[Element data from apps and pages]
※

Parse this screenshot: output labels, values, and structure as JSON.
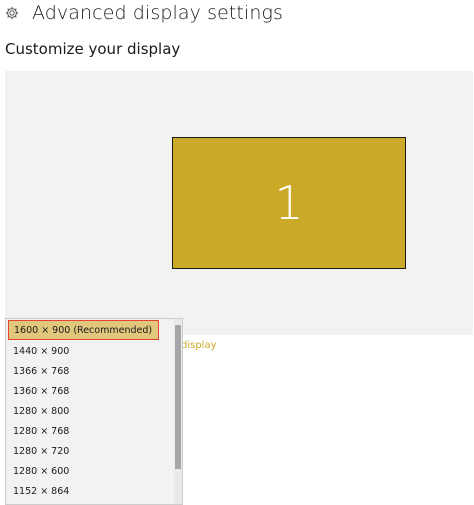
{
  "header": {
    "title": "Advanced display settings",
    "icon": "gear-icon"
  },
  "section": {
    "title": "Customize your display"
  },
  "arrangement": {
    "monitor_label": "1",
    "monitor_color": "#ccaa29"
  },
  "link": {
    "partial_text": "display",
    "color": "#ccaa29"
  },
  "resolution_dropdown": {
    "selected": "1600 × 900 (Recommended)",
    "options": [
      "1600 × 900 (Recommended)",
      "1440 × 900",
      "1366 × 768",
      "1360 × 768",
      "1280 × 800",
      "1280 × 768",
      "1280 × 720",
      "1280 × 600",
      "1152 × 864"
    ],
    "highlight_color": "#e0c77c",
    "selection_border_color": "#e34234"
  }
}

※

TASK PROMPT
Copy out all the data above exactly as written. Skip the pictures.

TASK SOLUTION
Parse this screenshot: output labels, values, and structure as JSON.
{
  "header": {
    "title": "Advanced display settings",
    "icon": "gear-icon"
  },
  "section": {
    "title": "Customize your display"
  },
  "arrangement": {
    "monitor_label": "1",
    "monitor_color": "#ccaa29"
  },
  "link": {
    "partial_text": "display",
    "color": "#ccaa29"
  },
  "resolution_dropdown": {
    "selected": "1600 × 900 (Recommended)",
    "options": [
      "1600 × 900 (Recommended)",
      "1440 × 900",
      "1366 × 768",
      "1360 × 768",
      "1280 × 800",
      "1280 × 768",
      "1280 × 720",
      "1280 × 600",
      "1152 × 864"
    ],
    "highlight_color": "#e0c77c",
    "selection_border_color": "#e34234"
  }
}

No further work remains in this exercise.